A diagnostic discogram is a procedure performed to ascertain or exclude the disc(s) as the origin of the pain. During this operation, a needle is inserted into the discs under X-ray guidance, and contrast (dye) is injected. CT and MRI scans only display anatomy and cannot definitively pinpoint the source of a patient’s pain. In certain cases, discs might appear abnormal on MRI or CT scans but not be pain generators. Discography aims to identify the pain-causing disc(s), assisting the surgeon in planning an appropriate surgery or avoiding an unhelpful one. Discography can also help determine the suitable discs for IDET (Intradiscal Electrothermal Therapy).
Pre-injection Guidelines: Please ensure you notify our staff if you have an allergy, particularly to iodine. If you’re scheduled for sedation, you must refrain from eating on the morning of the procedure. Insulin-dependent diabetic patients receiving sedation may need to adjust their morning insulin dose due to fasting. Patients may continue taking their routine medications, such as those for high blood pressure and diabetes (e.g., Glucophage).

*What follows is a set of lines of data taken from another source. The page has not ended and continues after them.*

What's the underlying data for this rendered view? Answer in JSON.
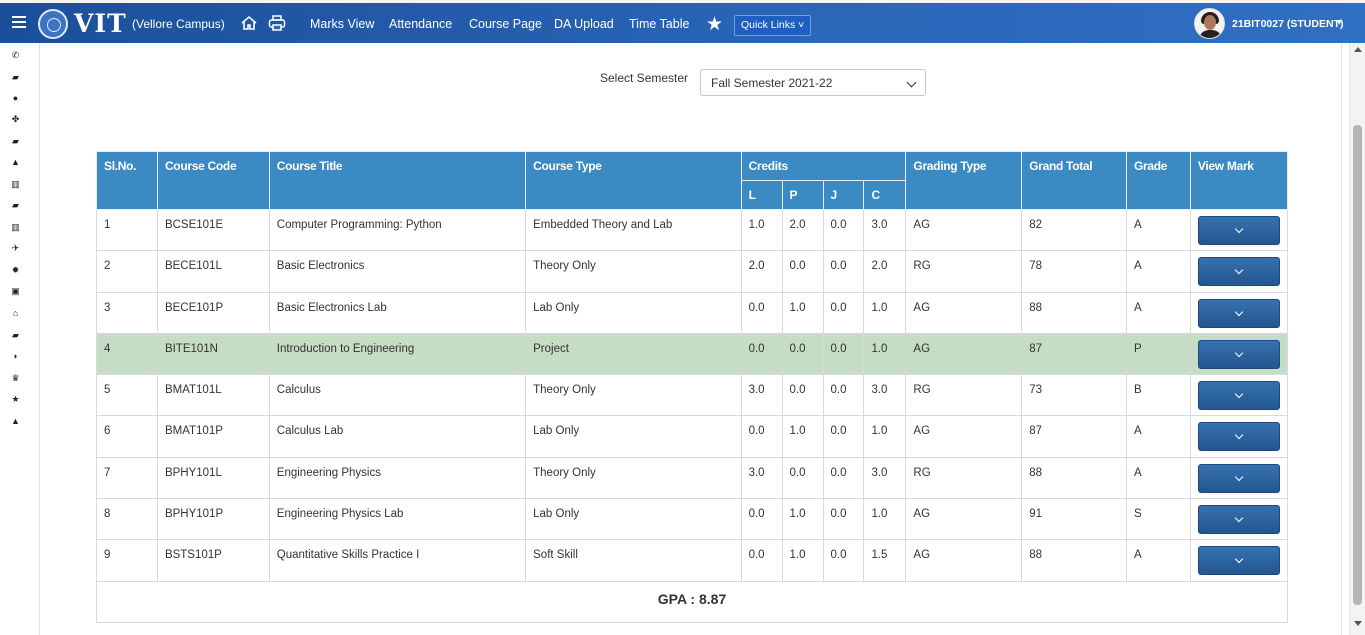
{
  "header": {
    "logo_text": "VIT",
    "campus": "(Vellore Campus)",
    "nav": [
      "Marks View",
      "Attendance",
      "Course Page",
      "DA Upload",
      "Time Table"
    ],
    "quick_links": "Quick Links ˅",
    "user": "21BIT0027 (STUDENT)",
    "user_caret": "▾"
  },
  "semester": {
    "label": "Select Semester",
    "value": "Fall Semester 2021-22"
  },
  "table": {
    "headers": {
      "slno": "Sl.No.",
      "code": "Course Code",
      "title": "Course Title",
      "type": "Course Type",
      "credits": "Credits",
      "l": "L",
      "p": "P",
      "j": "J",
      "c": "C",
      "grading": "Grading Type",
      "total": "Grand Total",
      "grade": "Grade",
      "view": "View Mark"
    },
    "rows": [
      {
        "sl": "1",
        "code": "BCSE101E",
        "title": "Computer Programming: Python",
        "type": "Embedded Theory and Lab",
        "l": "1.0",
        "p": "2.0",
        "j": "0.0",
        "c": "3.0",
        "grading": "AG",
        "total": "82",
        "grade": "A"
      },
      {
        "sl": "2",
        "code": "BECE101L",
        "title": "Basic Electronics",
        "type": "Theory Only",
        "l": "2.0",
        "p": "0.0",
        "j": "0.0",
        "c": "2.0",
        "grading": "RG",
        "total": "78",
        "grade": "A"
      },
      {
        "sl": "3",
        "code": "BECE101P",
        "title": "Basic Electronics Lab",
        "type": "Lab Only",
        "l": "0.0",
        "p": "1.0",
        "j": "0.0",
        "c": "1.0",
        "grading": "AG",
        "total": "88",
        "grade": "A"
      },
      {
        "sl": "4",
        "code": "BITE101N",
        "title": "Introduction to Engineering",
        "type": "Project",
        "l": "0.0",
        "p": "0.0",
        "j": "0.0",
        "c": "1.0",
        "grading": "AG",
        "total": "87",
        "grade": "P"
      },
      {
        "sl": "5",
        "code": "BMAT101L",
        "title": "Calculus",
        "type": "Theory Only",
        "l": "3.0",
        "p": "0.0",
        "j": "0.0",
        "c": "3.0",
        "grading": "RG",
        "total": "73",
        "grade": "B"
      },
      {
        "sl": "6",
        "code": "BMAT101P",
        "title": "Calculus Lab",
        "type": "Lab Only",
        "l": "0.0",
        "p": "1.0",
        "j": "0.0",
        "c": "1.0",
        "grading": "AG",
        "total": "87",
        "grade": "A"
      },
      {
        "sl": "7",
        "code": "BPHY101L",
        "title": "Engineering Physics",
        "type": "Theory Only",
        "l": "3.0",
        "p": "0.0",
        "j": "0.0",
        "c": "3.0",
        "grading": "RG",
        "total": "88",
        "grade": "A"
      },
      {
        "sl": "8",
        "code": "BPHY101P",
        "title": "Engineering Physics Lab",
        "type": "Lab Only",
        "l": "0.0",
        "p": "1.0",
        "j": "0.0",
        "c": "1.0",
        "grading": "AG",
        "total": "91",
        "grade": "S"
      },
      {
        "sl": "9",
        "code": "BSTS101P",
        "title": "Quantitative Skills Practice I",
        "type": "Soft Skill",
        "l": "0.0",
        "p": "1.0",
        "j": "0.0",
        "c": "1.5",
        "grading": "AG",
        "total": "88",
        "grade": "A"
      }
    ],
    "highlight_row": 4,
    "highlight_color": "#c5dcc5",
    "gpa": "GPA : 8.87"
  },
  "sidebar_icons": [
    "phone-icon",
    "briefcase-icon",
    "info-icon",
    "paw-icon",
    "book-icon",
    "graduation-cap-icon",
    "institution-icon",
    "book-icon",
    "institution-icon",
    "plane-icon",
    "gear-icon",
    "money-icon",
    "home-icon",
    "book-icon",
    "shield-icon",
    "trophy-icon",
    "star-icon",
    "lock-icon"
  ],
  "sidebar_glyphs": [
    "✆",
    "▰",
    "●",
    "✤",
    "▰",
    "▲",
    "▥",
    "▰",
    "▥",
    "✈",
    "✹",
    "▣",
    "⌂",
    "▰",
    "◗",
    "♛",
    "★",
    "▲"
  ],
  "colors": {
    "header": "#2b66b8",
    "table_header": "#3b8ac4",
    "button": "#2a5f98"
  }
}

Patients should persist in taking their standard pain or anti-inflammatory medications on the procedure day. Those on blood thinners like Coumadin should inform the staff to devise an appropriate plan for ceasing the medication before the procedure. We generally advise a designated driver to accompany the patient to ensure their safe return home post-procedure.
Procedure Details: An IV is initiated to administer antibiotics (to prevent infection) and sedatives. Patients lie on their back for cervical discography and on their stomach for lumbar discography. The neck or back skin is cleaned with sterile soap. Subsequently, the physician numbs a small skin area with a local anesthetic, which may sting momentarily. Once the numbing agent takes effect, the physician guides a small needle into the disc spaces using X-ray assistance. Temporary discomfort is common as the needle traverses the muscle or approaches a nerve root. The physician may perform this at multiple disc levels. Once the needles are correctly positioned, a small volume of contrast (dye) is injected into each disc. It is crucial for the patient to communicate to the physician if the injection causes pain and if it matches their typical pain.
Post-procedure Expectations: Patients are typically prescribed antibiotics to take for several days post-procedure. Some muscle discomfort may be experienced, and pain levels might escalate following the procedure. Temporary hoarseness may occur after cervical discography.
Patients can generally resume normal activities the day after the procedure, although driving is discouraged on the procedure day.